Returning to the original article, one assertion is made that is sadly true to all too many cases. That being, “After billions of dollars and thousands of lives expended, America, it seems, is back where it started on the eve of September 11, 2001.”

What the authors ignore and neglect to mention is that their own culpability in the constant drone of defeatism and opposition to countering and ending the worldwide scurge of terrorism has been essential to the publics lack of support and complacency about this war.

Returning to after the fall of Saigon, the North Vietnamese Officer who accepted the surrender of Saigon, Colonel Bui Tin, was interviewd after he became disillusioned with the Communist government he helped instill, and asked, “Was the American antiwar movement important to Hanoi's victory?”

He answered, “It was essential to our strategy. Support of the war from our rear was completely secure while the American rear was vulnerable. Every day our leadership would listen to world news over the radio at 9 a.m. to follow the growth of the American antiwar movement. Visits to Hanoi by people like Jane Fonda, and former Attorney General Ramsey Clark and ministers gave us confidence that we should hold on in the face of battlefield reverses.” (Wall Street Journal, Thursday August 3, 1995)

History records that millions of innocent people were slaughtered in the countries of Viet Nam, Cambodia and Laos, after we abandoned those people.

History records that some 12 million innocent people were systematically killed by the Nazi regime of Adolph Hitler, many during the time we preached appeasement and negotiations to end the coming war, as Charles Lindbergh did.

History shows that Saddam Hussein’s Baathist Party slaughtered hundreds of thousands of Iraqi citizens that opposed him, many after we left the first Gulf War, Desert Storm unfinished by leaving Saddam Hussein in power.
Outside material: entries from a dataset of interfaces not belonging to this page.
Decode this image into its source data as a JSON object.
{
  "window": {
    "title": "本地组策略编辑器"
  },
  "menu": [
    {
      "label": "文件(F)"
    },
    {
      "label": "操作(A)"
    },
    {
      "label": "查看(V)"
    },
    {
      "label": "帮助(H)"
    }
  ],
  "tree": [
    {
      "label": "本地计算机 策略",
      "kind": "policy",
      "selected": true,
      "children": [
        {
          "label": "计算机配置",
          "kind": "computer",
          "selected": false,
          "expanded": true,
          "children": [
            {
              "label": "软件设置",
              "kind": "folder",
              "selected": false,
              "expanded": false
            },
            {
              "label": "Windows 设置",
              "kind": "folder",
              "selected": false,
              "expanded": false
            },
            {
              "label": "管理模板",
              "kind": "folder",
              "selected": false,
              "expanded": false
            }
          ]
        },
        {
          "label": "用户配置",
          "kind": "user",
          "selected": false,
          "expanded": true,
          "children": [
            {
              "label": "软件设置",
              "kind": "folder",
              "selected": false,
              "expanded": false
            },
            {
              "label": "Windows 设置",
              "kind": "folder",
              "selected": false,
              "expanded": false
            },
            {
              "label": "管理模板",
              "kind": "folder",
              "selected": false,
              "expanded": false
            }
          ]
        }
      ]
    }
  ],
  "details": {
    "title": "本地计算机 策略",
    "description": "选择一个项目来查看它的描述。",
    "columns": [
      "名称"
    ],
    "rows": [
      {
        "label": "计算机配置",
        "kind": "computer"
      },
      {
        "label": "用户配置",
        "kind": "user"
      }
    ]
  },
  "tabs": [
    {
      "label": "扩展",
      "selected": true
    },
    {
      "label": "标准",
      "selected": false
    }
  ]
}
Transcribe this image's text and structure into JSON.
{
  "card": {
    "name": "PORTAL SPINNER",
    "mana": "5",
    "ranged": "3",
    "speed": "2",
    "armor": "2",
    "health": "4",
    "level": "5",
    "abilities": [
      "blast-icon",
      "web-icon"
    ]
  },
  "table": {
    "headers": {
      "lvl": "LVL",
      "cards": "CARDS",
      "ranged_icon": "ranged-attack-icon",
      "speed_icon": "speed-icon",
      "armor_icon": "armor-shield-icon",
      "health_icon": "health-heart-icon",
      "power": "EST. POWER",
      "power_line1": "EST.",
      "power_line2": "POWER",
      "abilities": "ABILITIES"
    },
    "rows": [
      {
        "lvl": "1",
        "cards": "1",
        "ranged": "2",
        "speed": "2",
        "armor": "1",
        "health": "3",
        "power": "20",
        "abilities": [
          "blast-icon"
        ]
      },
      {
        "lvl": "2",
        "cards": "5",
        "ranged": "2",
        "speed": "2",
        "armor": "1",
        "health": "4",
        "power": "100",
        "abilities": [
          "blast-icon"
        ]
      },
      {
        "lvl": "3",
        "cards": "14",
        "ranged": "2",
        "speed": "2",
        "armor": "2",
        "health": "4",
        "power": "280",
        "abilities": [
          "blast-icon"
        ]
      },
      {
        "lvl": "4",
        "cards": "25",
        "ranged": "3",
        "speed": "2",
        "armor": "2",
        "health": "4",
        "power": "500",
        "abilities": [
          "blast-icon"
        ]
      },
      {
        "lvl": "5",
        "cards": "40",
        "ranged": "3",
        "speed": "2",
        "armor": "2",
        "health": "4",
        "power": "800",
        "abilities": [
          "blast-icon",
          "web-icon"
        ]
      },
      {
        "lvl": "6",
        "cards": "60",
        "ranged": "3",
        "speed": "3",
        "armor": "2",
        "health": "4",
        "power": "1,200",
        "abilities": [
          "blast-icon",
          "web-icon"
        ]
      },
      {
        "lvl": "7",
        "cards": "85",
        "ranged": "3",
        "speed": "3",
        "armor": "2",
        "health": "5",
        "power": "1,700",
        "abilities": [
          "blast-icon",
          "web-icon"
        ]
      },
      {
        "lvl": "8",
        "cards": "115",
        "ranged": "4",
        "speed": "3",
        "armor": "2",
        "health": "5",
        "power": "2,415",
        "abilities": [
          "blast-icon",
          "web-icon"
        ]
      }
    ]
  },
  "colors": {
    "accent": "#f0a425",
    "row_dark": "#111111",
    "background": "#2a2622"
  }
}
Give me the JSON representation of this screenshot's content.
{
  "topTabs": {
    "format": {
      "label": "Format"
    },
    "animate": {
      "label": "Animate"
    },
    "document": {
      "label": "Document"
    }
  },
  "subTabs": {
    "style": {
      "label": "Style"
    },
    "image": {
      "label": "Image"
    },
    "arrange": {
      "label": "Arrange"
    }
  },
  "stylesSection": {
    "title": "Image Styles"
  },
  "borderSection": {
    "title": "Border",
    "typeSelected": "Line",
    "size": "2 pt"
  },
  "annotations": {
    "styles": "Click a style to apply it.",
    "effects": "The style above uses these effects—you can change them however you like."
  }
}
Abandoning the fight now will just be another repeat of the slaughters we have seen time and time again, this time even worse, as it is misguided religious zealots who believe that God has granted them the right to rule the entire world.

In answer to the initial question asked in the article, “Has America Lost the Will To Win,” this ornery old Viet Nam Veteran says “Hell No!” This fight must be won!

Spineless politicians must be turned out in the 2008 elections. The anti-war left must be ignored and minimized, even if it means media sources go bankrupt.

To quote an historical American, “We have not yet begun to fight!”



Unknown said...

Thank you, Mr. Waters; it's a pleasure to read your sentiments, which I share completely, if not your experience. I grew up in a solidly FDR Democrat family, and while I did not serve in Viet Nam because of a medical situation, I became an instant and lifelong Republican when I saw what fools (in my opinion) my free-speech contemporaries were making of themselves on the college campuses.

Life has been too good for too long for many Americans, and we have come to believe that a conflict can be brought to a successful and bloodless conclusion within a few days. Furthermore, there are too many of us that believe that everyone is "relatively" good, and that we just need to make the necessary cultural allowances in order to have that utopian world that is surely due us here in the 21st century.

I apologize for rambling on too long; I hope there are more of us, and I hope that there ENOUGH of us so that when things get bad enough, we'll be willing to fight.

LewWaters said...

Thank you, Steve.

Like you, I too was raised in an FDR Democrat household, but Southern Democrat, fairly conservative.

I toyed with the hippie mindset of the60's a little, sort of a plain-clothes hippy, I guess, but saw that the "non-conformists" of the time had little use for those that weren't "conforming" to them, much like the liberals of today.

Not having served in Viet Nam is no barrier to common sense and seeing what dangers face America today. Not everyone can serve in the Military, we realize that. All we ever asked for was the support of those who didn't have to serve, for whatever reason.

This war is a going to be a long war, whether cut and run or not. The Jiahdists have no intention of pulling back or withdrawing and are eagerly awaiting for us to do so, as we have for too long now.

War is dirty and hard on all. But, surrender to radical Mulism Jihadists will be so much worse.

Thank for your comment.